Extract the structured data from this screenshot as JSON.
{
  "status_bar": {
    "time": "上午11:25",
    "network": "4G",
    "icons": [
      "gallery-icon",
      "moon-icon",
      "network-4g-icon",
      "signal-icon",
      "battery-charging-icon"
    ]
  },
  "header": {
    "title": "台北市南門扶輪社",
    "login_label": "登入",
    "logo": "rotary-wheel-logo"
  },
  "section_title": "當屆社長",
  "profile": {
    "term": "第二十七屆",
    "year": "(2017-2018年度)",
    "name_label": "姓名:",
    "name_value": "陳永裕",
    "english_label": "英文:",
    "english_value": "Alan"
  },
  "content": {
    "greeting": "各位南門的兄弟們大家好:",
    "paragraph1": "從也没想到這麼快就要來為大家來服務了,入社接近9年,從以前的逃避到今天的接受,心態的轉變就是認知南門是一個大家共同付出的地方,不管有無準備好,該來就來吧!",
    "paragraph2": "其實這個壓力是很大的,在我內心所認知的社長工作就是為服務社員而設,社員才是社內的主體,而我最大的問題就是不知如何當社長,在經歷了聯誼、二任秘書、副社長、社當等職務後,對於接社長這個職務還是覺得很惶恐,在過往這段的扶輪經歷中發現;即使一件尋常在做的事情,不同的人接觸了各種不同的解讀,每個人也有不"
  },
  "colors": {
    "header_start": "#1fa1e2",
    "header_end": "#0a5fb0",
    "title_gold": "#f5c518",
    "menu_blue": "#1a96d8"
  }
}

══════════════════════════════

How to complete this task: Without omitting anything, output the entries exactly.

Answer to the exercise:
Extract the structured data from this screenshot as JSON.
{
  "status_bar": {
    "time": "上午11:25",
    "network": "4G",
    "icons": [
      "gallery-icon",
      "moon-icon",
      "network-4g-icon",
      "signal-icon",
      "battery-charging-icon"
    ]
  },
  "header": {
    "title": "台北市南門扶輪社",
    "login_label": "登入",
    "logo": "rotary-wheel-logo"
  },
  "section_title": "當屆社長",
  "profile": {
    "term": "第二十七屆",
    "year": "(2017-2018年度)",
    "name_label": "姓名:",
    "name_value": "陳永裕",
    "english_label": "英文:",
    "english_value": "Alan"
  },
  "content": {
    "greeting": "各位南門的兄弟們大家好:",
    "paragraph1": "從也没想到這麼快就要來為大家來服務了,入社接近9年,從以前的逃避到今天的接受,心態的轉變就是認知南門是一個大家共同付出的地方,不管有無準備好,該來就來吧!",
    "paragraph2": "其實這個壓力是很大的,在我內心所認知的社長工作就是為服務社員而設,社員才是社內的主體,而我最大的問題就是不知如何當社長,在經歷了聯誼、二任秘書、副社長、社當等職務後,對於接社長這個職務還是覺得很惶恐,在過往這段的扶輪經歷中發現;即使一件尋常在做的事情,不同的人接觸了各種不同的解讀,每個人也有不"
  },
  "colors": {
    "header_start": "#1fa1e2",
    "header_end": "#0a5fb0",
    "title_gold": "#f5c518",
    "menu_blue": "#1a96d8"
  }
}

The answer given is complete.